In some cases, it is possible for a policyholder to transfer their insurance policy to someone else. This process is known as policy assignment. However, not all insurance policies can be transferred, and it is subject to the terms and conditions of the policy and the agreement of the insurance company.
If policy assignment is allowed, it typically involves a formal request to the insurance company, providing documentation and information about the new policyholder. The insurance company will review the request and assess any changes in premium rates or coverage that may be necessary. It is advisable to consult with the insurance company and seek professional advice before attempting to transfer an insurance policy.
Final Summary: What is a Policyholder for Insurance?
Now that we’ve explored the concept of a policyholder for insurance, it’s clear that this term refers to the individual or entity who holds an insurance policy. Whether it’s for auto, home, or any other type of insurance, the policyholder is the one who enters into an agreement with the insurance company and pays the premiums in exchange for coverage. Becoming a policyholder means taking responsibility for protecting oneself or one’s assets from unexpected events or losses.
Being a policyholder comes with certain rights and responsibilities.
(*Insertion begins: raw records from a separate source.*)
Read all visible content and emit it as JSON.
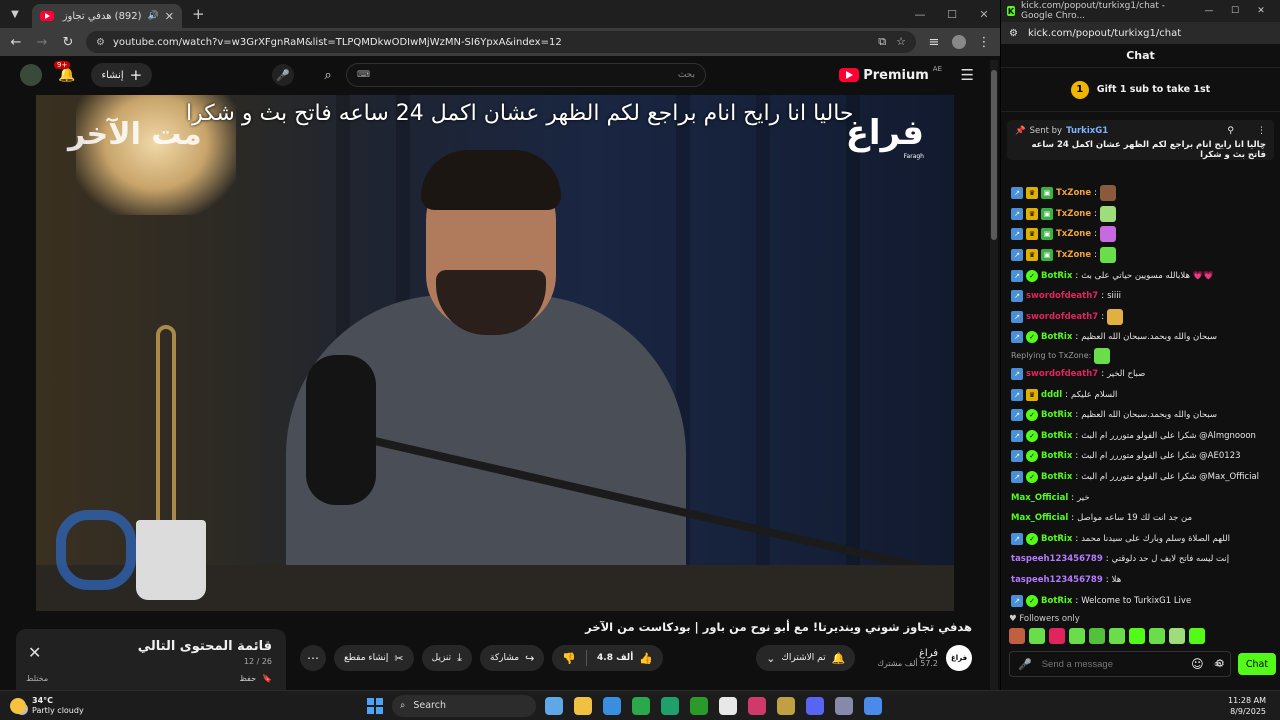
{
  "left_browser": {
    "tab_title": "(892) هدفي تجاوز شوني وينـ",
    "url": "youtube.com/watch?v=w3GrXFgnRaM&list=TLPQMDkwODIwMjWzMN-SI6YpxA&index=12",
    "win_controls": [
      "—",
      "☐",
      "✕"
    ]
  },
  "youtube": {
    "notif_count": "9+",
    "create_label": "إنشاء",
    "search_placeholder": "بحث",
    "premium_label": "Premium",
    "region": "AE",
    "video": {
      "caption": "حاليا انا رايح انام براجع لكم الظهر عشان اكمل 24 ساعه فاتح بث و شكرا",
      "brand_left": "مت الآخر",
      "brand_right": "فراغ",
      "brand_right_sub": "Faragh"
    },
    "title": "هدفي تجاوز شوني وينديرتا! مع أبو نوح من باور | بودكاست من الآخر",
    "channel": {
      "name": "فراغ",
      "subs": "57.2 ألف مشترك",
      "avatar_text": "فراغ"
    },
    "actions": {
      "subscribed": "تم الاشتراك",
      "likes": "4.8 ألف",
      "share": "مشاركة",
      "download": "تنزيل",
      "clip": "إنشاء مقطع",
      "more": "⋯"
    },
    "playlist": {
      "title": "قائمة المحتوى التالي",
      "count": "12 / 26",
      "save": "حفظ",
      "sort": "مختلط"
    }
  },
  "kick": {
    "window_title": "kick.com/popout/turkixg1/chat - Google Chro...",
    "url": "kick.com/popout/turkixg1/chat",
    "header": "Chat",
    "gift_text": "Gift 1 sub to take 1st",
    "gift_count": "1",
    "pinned": {
      "sent_by": "Sent by",
      "user": "TurkixG1",
      "message": "حاليا انا رايح انام براجع لكم الظهر عشان اكمل 24 ساعه فاتح بث و شكرا"
    },
    "messages": [
      {
        "user": "TxZone",
        "color": "#f2a33a",
        "text": "",
        "badges": [
          "link",
          "crown",
          "gift"
        ],
        "emote": "#8a5a3c"
      },
      {
        "user": "TxZone",
        "color": "#f2a33a",
        "text": "",
        "badges": [
          "link",
          "crown",
          "gift"
        ],
        "emote": "#9fdc7a"
      },
      {
        "user": "TxZone",
        "color": "#f2a33a",
        "text": "",
        "badges": [
          "link",
          "crown",
          "gift"
        ],
        "emote": "#c86adf"
      },
      {
        "user": "TxZone",
        "color": "#f2a33a",
        "text": "",
        "badges": [
          "link",
          "crown",
          "gift"
        ],
        "emote": "#6add4a"
      },
      {
        "user": "BotRix",
        "color": "#53fc18",
        "text": "هلابالله مسويين حياتي على بث 💗💗",
        "badges": [
          "link",
          "ver"
        ],
        "emote": ""
      },
      {
        "user": "swordofdeath7",
        "color": "#e0245e",
        "text": "siiii",
        "badges": [
          "link"
        ],
        "emote": ""
      },
      {
        "user": "swordofdeath7",
        "color": "#e0245e",
        "text": "",
        "badges": [
          "link"
        ],
        "emote": "#e0b040"
      },
      {
        "user": "BotRix",
        "color": "#53fc18",
        "text": "سبحان والله وبحمد.سبحان الله العظيم",
        "badges": [
          "link",
          "ver"
        ],
        "emote": ""
      },
      {
        "reply": "Replying to TxZone:",
        "emote": "#6add4a"
      },
      {
        "user": "swordofdeath7",
        "color": "#e0245e",
        "text": "صباح الخير",
        "badges": [
          "link"
        ],
        "emote": ""
      },
      {
        "user": "dddl",
        "color": "#53fc18",
        "text": "السلام عليكم",
        "badges": [
          "link",
          "crown"
        ],
        "emote": ""
      },
      {
        "user": "BotRix",
        "color": "#53fc18",
        "text": "سبحان والله وبحمد.سبحان الله العظيم",
        "badges": [
          "link",
          "ver"
        ],
        "emote": ""
      },
      {
        "user": "BotRix",
        "color": "#53fc18",
        "text": "شكرا على الفولو متوررر ام البث @Almgnooon",
        "badges": [
          "link",
          "ver"
        ],
        "emote": ""
      },
      {
        "user": "BotRix",
        "color": "#53fc18",
        "text": "شكرا على الفولو متوررر ام البث @AE0123",
        "badges": [
          "link",
          "ver"
        ],
        "emote": ""
      },
      {
        "user": "BotRix",
        "color": "#53fc18",
        "text": "شكرا على الفولو متوررر ام البث @Max_Official",
        "badges": [
          "link",
          "ver"
        ],
        "emote": ""
      },
      {
        "user": "Max_Official",
        "color": "#53fc18",
        "text": "خير",
        "badges": [],
        "emote": ""
      },
      {
        "user": "Max_Official",
        "color": "#53fc18",
        "text": "من جد انت لك 19 ساعه مواصل",
        "badges": [],
        "emote": ""
      },
      {
        "user": "BotRix",
        "color": "#53fc18",
        "text": "اللهم الصلاة وسلم وبارك على سيدنا محمد",
        "badges": [
          "link",
          "ver"
        ],
        "emote": ""
      },
      {
        "user": "taspeeh123456789",
        "color": "#b47aff",
        "text": "إنت ليسه فاتح لايف ل حد دلوقتي",
        "badges": [],
        "emote": ""
      },
      {
        "user": "taspeeh123456789",
        "color": "#b47aff",
        "text": "هلا",
        "badges": [],
        "emote": ""
      },
      {
        "user": "BotRix",
        "color": "#53fc18",
        "text": "Welcome to TurkixG1 Live",
        "badges": [
          "link",
          "ver"
        ],
        "emote": ""
      }
    ],
    "followers_only": "Followers only",
    "emote_bar": [
      "#c06040",
      "#6add4a",
      "#e0245e",
      "#6add4a",
      "#53c23a",
      "#6add4a",
      "#53fc18",
      "#6add4a",
      "#9fdc7a",
      "#53fc18"
    ],
    "input_placeholder": "Send a message",
    "chat_button": "Chat"
  },
  "taskbar": {
    "temp": "34°C",
    "weather": "Partly cloudy",
    "search": "Search",
    "time": "11:28 AM",
    "date": "8/9/2025",
    "app_colors": [
      "#5fa8e8",
      "#f0c040",
      "#3a8ee0",
      "#2aa84a",
      "#1fa06a",
      "#2a9a2a",
      "#e8e8e8",
      "#d03a6a",
      "#c0a040",
      "#5865f2",
      "#8888aa",
      "#4a8ae8"
    ]
  }
}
As the holder of an insurance policy, you have the right to expect coverage for the specific risks outlined in the policy. It’s crucial to thoroughly review the terms and conditions, ensuring that you understand the coverage limits, deductibles, and any exclusions. By fulfilling your responsibilities as a policyholder, such as paying premiums on time and providing accurate information, you can maintain the validity of your policy and ensure that you receive the benefits you’re entitled to in the event of a claim.
In conclusion, being a policyholder is an important role in the world of insurance. It grants you the peace of mind that comes with knowing you are protected against unforeseen circumstances. So, whether you’re a first-time policyholder or a seasoned one, understanding the ins and outs of your insurance policy is essential for making informed decisions and maximizing the benefits of your coverage. Remember, being a policyholder means taking control of your financial security and safeguarding what matters most to you.